The camera support plate also went through a couple of iterations while we designed our 3D printed parts to attach to the pipes and belt:
At this point we were ready for cutting the prototype in acrylic material.
Download Sources (.zip archive)
Characterising acrylic material
We started testing the following setting for acrylic based on other students experience
After few test we ended with
Then we checked the kerf for the material.
We found that the slots between 5.1mm and 5.2mm are the one with the best press fit. We started designing our model with a kerf between 0.05mm and 0.1mm: that is 0.075mm
3D printing parts
We will be using the Makerbot 3D printer. The settings used for these parts are the following:
- Material: white PLA
- Infill: 20% - Cubic
- Layer height: 0.15mm
- Initial layer height: 0.3mm
- Line width: 0.4mm
- Wall line count: 3mm
- Printing temperature: 205degC
- Filament: 1.75mm
- Flow 100%
- Travel Speed: 120mm/s
- Print speed: 60mm/s
- Retraction: 6.5mm
Below we detail the 3D printing components we will be using:

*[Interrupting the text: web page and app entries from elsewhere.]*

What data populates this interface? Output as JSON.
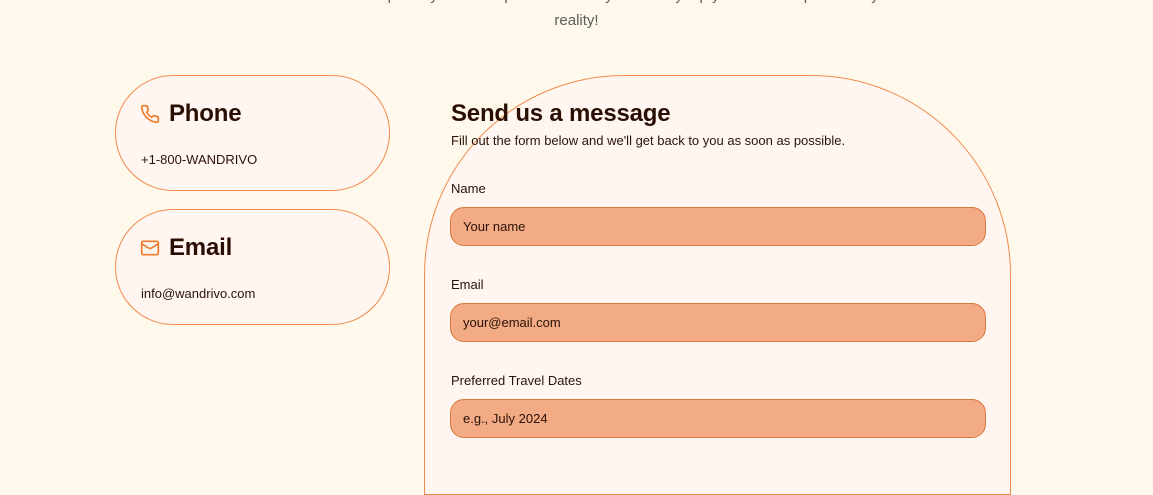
{
  "hero": {
    "line1": "We're here to help turn your travel plans into reality and every trip you dream of possible by",
    "line2": "reality!"
  },
  "contact_cards": {
    "phone": {
      "icon": "phone-icon",
      "title": "Phone",
      "value": "+1-800-WANDRIVO"
    },
    "email": {
      "icon": "mail-icon",
      "title": "Email",
      "value": "info@wandrivo.com"
    }
  },
  "form": {
    "title": "Send us a message",
    "subtitle": "Fill out the form below and we'll get back to you as soon as possible.",
    "fields": {
      "name": {
        "label": "Name",
        "placeholder": "Your name",
        "value": ""
      },
      "email": {
        "label": "Email",
        "placeholder": "your@email.com",
        "value": ""
      },
      "dates": {
        "label": "Preferred Travel Dates",
        "placeholder": "e.g., July 2024",
        "value": ""
      }
    }
  },
  "colors": {
    "page_background": "#fef9ea",
    "card_background": "#fff6f2",
    "accent_border": "#f08a4b",
    "input_fill": "#f2ab84",
    "icon_color": "#f07a2a"
  }
}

Bearing and belt support for the moving plate:
These were all printed with white PLA, with a very painful adjustment process to make it print properly. We also tested which was the best printing direction in order to best use the mechanical properties of the material.
Below some results:
Download Sources (.zip archive)
Putting it all together
Pulleys, screws, etc.
- Visualising things early even with simple sketches gets more important when more people are working together as a team;
- For the purpose of the first few prototypes with the laser cutter we could have easily used cardboard instead of plywood;
- 3D printing process get a lot slower with the volume of the pieces to print and the probability of failure makes it less valuable for quick iterative prototyping;
- Mechanical properties of 3D printed material relies upon highly on layer height, printing direction and positioning of the piece on the printing plate;
- Common mechanical considerations like fillets and avoiding stress concentrations should be taken even more into account with 3D printing;
- The 3D parts we have printed have considerably shrunk in some of their holes, probably due to the melting and settlement of the PLA. It made some hole tighter than we expected, which helped in some cases to create more tension and stability. But, as a rule of thumb, 0.5mm of tolerance have been added to the planned holes.
- Easy to assemble platform: the clamps opening at the bottom of the platform could be wide enough to allow it to be easily detachable: currently we need to remove the foot.
- Improve the belt tensioning mechanism with a screw & bolt that allow an easy regulation.
- Check press-fit tolerances and design a way to block the bottom layer of the feet.
- Test a different solution with rails instead of pipes to limit the bending of the structure.